Mixing theory with empirically based analysis, the book examines how the spectre of communism and the trauma experienced in the latter half of the 1960s remain critical in understanding the dynamics of terror, coercion and consent today. Heryanto challenges the general belief that the periodic anti-communist witch-hunts of recent Indonesian history are largely a political tool used by a powerful military elite and authoritarian government. Despite the profound importance of the 1965-6 events it remains one of most difficult and sensitive topics for public discussion in Indonesia today. State Terrorism and Political Identity in Indonesia is one of the first books to fully discuss the mass killings, shedding new light on a largely unspoken and unknown part of Indonesia’s history.

Reviews

"Heryanto's analysis of power is subtle and original, informed by both a deep knowledge of recent events in Indonesia and an admirable familiarity with social theory…this book succeeds in transcending customary analytical frameworks. It is a valuable book that should be a central reference point for any debate about Indonesia's post-1965 politics."--Pacific Affairs, Vol 79 No 1, Spring 2006

"Combining sophisticated use of social theory with the extended analysis of a case study and a variety of materials from popular culture, Ariel presents a thesis that should be of great interest to anyone who seeks to understand contemporary Indonesian political culture."--Bulletin of Indonesian Economic Studies, Vol 42 Issue 3, December 2006

"This book shows the author's mastery of modern theories and profound analytical ability"--Dr Asvi Warman Adam, Tempo, Volume 1 No 31, April 2006
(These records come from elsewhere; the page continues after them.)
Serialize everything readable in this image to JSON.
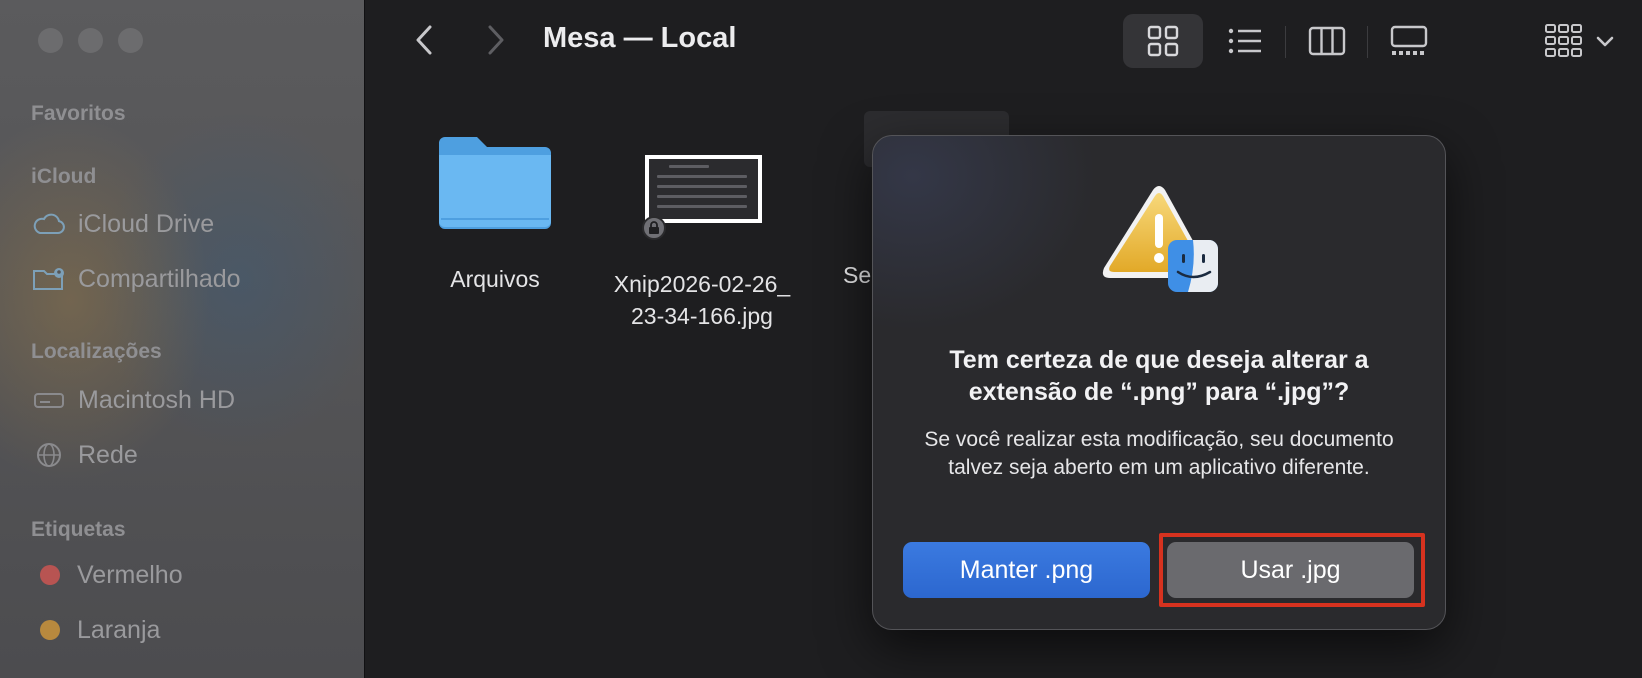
{
  "window": {
    "title": "Mesa — Local"
  },
  "sidebar": {
    "sections": {
      "favorites": "Favoritos",
      "icloud": "iCloud",
      "locations": "Localizações",
      "tags": "Etiquetas"
    },
    "icloud_items": [
      {
        "label": "iCloud Drive",
        "icon": "cloud-icon"
      },
      {
        "label": "Compartilhado",
        "icon": "shared-folder-icon"
      }
    ],
    "location_items": [
      {
        "label": "Macintosh HD",
        "icon": "hard-drive-icon"
      },
      {
        "label": "Rede",
        "icon": "network-globe-icon"
      }
    ],
    "tag_items": [
      {
        "label": "Vermelho",
        "color": "#b85452"
      },
      {
        "label": "Laranja",
        "color": "#b8893e"
      }
    ]
  },
  "toolbar": {
    "views": [
      "icon-view",
      "list-view",
      "column-view",
      "gallery-view",
      "group-view"
    ],
    "active_view": "icon-view"
  },
  "files": [
    {
      "name": "Arquivos",
      "kind": "folder"
    },
    {
      "name_line1": "Xnip2026-02-26_",
      "name_line2": "23-34-166.jpg",
      "kind": "image",
      "locked": true
    },
    {
      "name_partial": "Se",
      "kind": "partially-hidden"
    }
  ],
  "dialog": {
    "title": "Tem certeza de que deseja alterar a extensão de “.png” para “.jpg”?",
    "message": "Se você realizar esta modificação, seu documento talvez seja aberto em um aplicativo diferente.",
    "keep_button": "Manter .png",
    "use_button": "Usar .jpg",
    "highlight_color": "#d6321f"
  }
}
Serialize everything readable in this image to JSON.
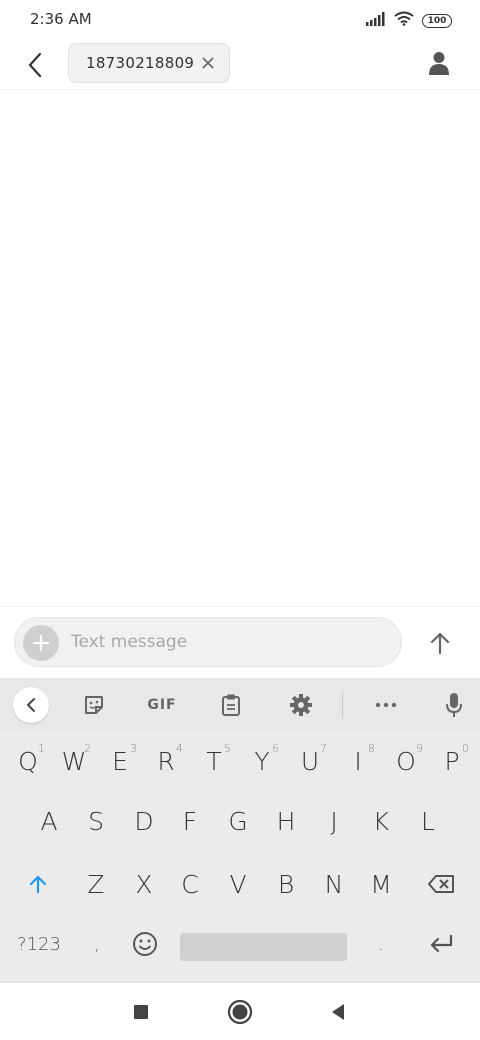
{
  "status_bar": {
    "time": "2:36 AM",
    "battery": "100"
  },
  "header": {
    "recipient_chip": "18730218809"
  },
  "compose": {
    "placeholder": "Text message"
  },
  "keyboard": {
    "toolbar": {
      "gif_label": "GIF"
    },
    "rows": [
      [
        {
          "k": "Q",
          "h": "1"
        },
        {
          "k": "W",
          "h": "2"
        },
        {
          "k": "E",
          "h": "3"
        },
        {
          "k": "R",
          "h": "4"
        },
        {
          "k": "T",
          "h": "5"
        },
        {
          "k": "Y",
          "h": "6"
        },
        {
          "k": "U",
          "h": "7"
        },
        {
          "k": "I",
          "h": "8"
        },
        {
          "k": "O",
          "h": "9"
        },
        {
          "k": "P",
          "h": "0"
        }
      ],
      [
        {
          "k": "A"
        },
        {
          "k": "S"
        },
        {
          "k": "D"
        },
        {
          "k": "F"
        },
        {
          "k": "G"
        },
        {
          "k": "H"
        },
        {
          "k": "J"
        },
        {
          "k": "K"
        },
        {
          "k": "L"
        }
      ],
      [
        {
          "k": "Z"
        },
        {
          "k": "X"
        },
        {
          "k": "C"
        },
        {
          "k": "V"
        },
        {
          "k": "B"
        },
        {
          "k": "N"
        },
        {
          "k": "M"
        }
      ]
    ],
    "symbols_label": "?123",
    "comma": ",",
    "period": "."
  },
  "icons": {
    "back": "back-arrow-icon",
    "chip_close": "close-icon",
    "contact": "person-icon",
    "add": "plus-icon",
    "send": "arrow-up-icon",
    "sticker": "sticker-icon",
    "clipboard": "clipboard-icon",
    "settings": "gear-icon",
    "more": "more-horizontal-icon",
    "mic": "microphone-icon",
    "shift": "shift-icon",
    "backspace": "backspace-icon",
    "emoji": "emoji-icon",
    "enter": "enter-icon",
    "nav_recents": "square-icon",
    "nav_home": "home-circle-icon",
    "nav_back": "triangle-back-icon"
  },
  "colors": {
    "shift_accent": "#2196f3",
    "keyboard_bg": "#ebebeb"
  }
}
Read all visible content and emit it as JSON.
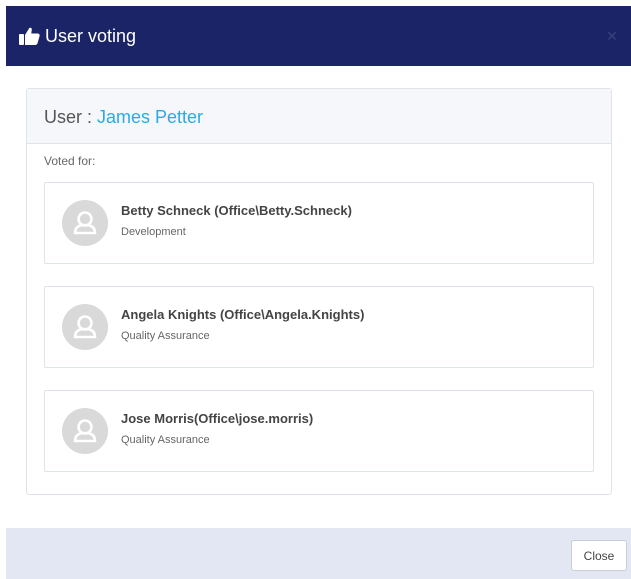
{
  "modal": {
    "title": "User voting",
    "header_color": "#1b2466",
    "close_icon": "close-icon"
  },
  "user": {
    "label": "User : ",
    "name": "James Petter",
    "name_color": "#29abe2"
  },
  "voted_for_label": "Voted for:",
  "votes": [
    {
      "name": "Betty Schneck (Office\\Betty.Schneck)",
      "department": "Development",
      "icon": "user-avatar-icon"
    },
    {
      "name": "Angela Knights (Office\\Angela.Knights)",
      "department": "Quality Assurance",
      "icon": "user-avatar-icon"
    },
    {
      "name": "Jose Morris(Office\\jose.morris)",
      "department": "Quality Assurance",
      "icon": "user-avatar-icon"
    }
  ],
  "footer": {
    "close_label": "Close"
  }
}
"State Terrorism and Political Identity in Indonesia provides an insightful look at one of the crucial memories of Indonesia as a nation-state, and Heryanto is very comprehensive in exploring both empirical and theoretical angles"--The Jakarta Post, November 12, 2006

"A profoundly important book for anyone wanting to understand Indonesia today"--Tapol, Vol 184, October 2006

"Heryanto's book … will, in time, be recognized as pathbreaking. It is a must-read for anyone concerned about Indonesia, comparative politics, as well as those interested in how poststructuralism, in hybrid form, may be employed in sociopolitical analysis." Rommel A. Curaming (La Trobe University) Kasarinlan, 2007 22 (2):142-7.

"[the author] has a knack of unpicking theory, and herein lies the beauty of the book. Heryanto opts for gentle evocation by backlighting a series of texts and images, which he documents with precision and holds to be telling of New Order simulacral teror and its contestations. He guides the reader into Indonesian politics, as if into a jungle, demonstrates the value of exploring it from the perspective of popular practice" Emma Baulch (Inside Indonesia, 92: Apr-Jun 2008)

"Ariel's knowledge of and insights into Indonesian popular culture add depth and specificity to his theorising, and give his book unparalleled authority." Janet Steele (George Washington University) The Bulletin of Indonesian Economic Studies (BIES), 2006, 42 (3): 405-6.

"Heryanto has long been one of the most theoretically challenging, original and stimulating scholars writing on Indonesian politics, and this book is the culmination of his work so far." Edward Aspinall (Australian National University) Asian Studies Review, 2007, 31 (2): 205-6.

Contents

1. Remembered Signs, Dismembered Bodies 2. The Implosion of Stigmas 3. The Yogyakarta Case 4. Law and State-Terrorism 5. Hyper-Obedience as Subversion 6. Identity, Power, and History

Author Bio

Ariel Heryanto is a Senior Lecturer at Melbourne Institute of Asian Languages and Societies, The University of Melbourne. His research interests include cultural studies, media and identity politics. He co-edited Challenging Authoritarianism in Southeast Asia: Comparing Indonesia and Malaysia (RoutledgeCurzon, 2003).

Name: State Terrorism and Political Identity in Indonesia: Fatally Belonging (Hardback)Routledge 
Description: By Ariel Heryanto. Approximately one million innocent Indonesians were killed by their fellow nationals, neighbours and kin at the height of an anti-communist campaign in the mid-1960s. This book investigates the profound political consequences of these mass killings in...
Categories: Asian Politics, Asian History, South East Asian Studies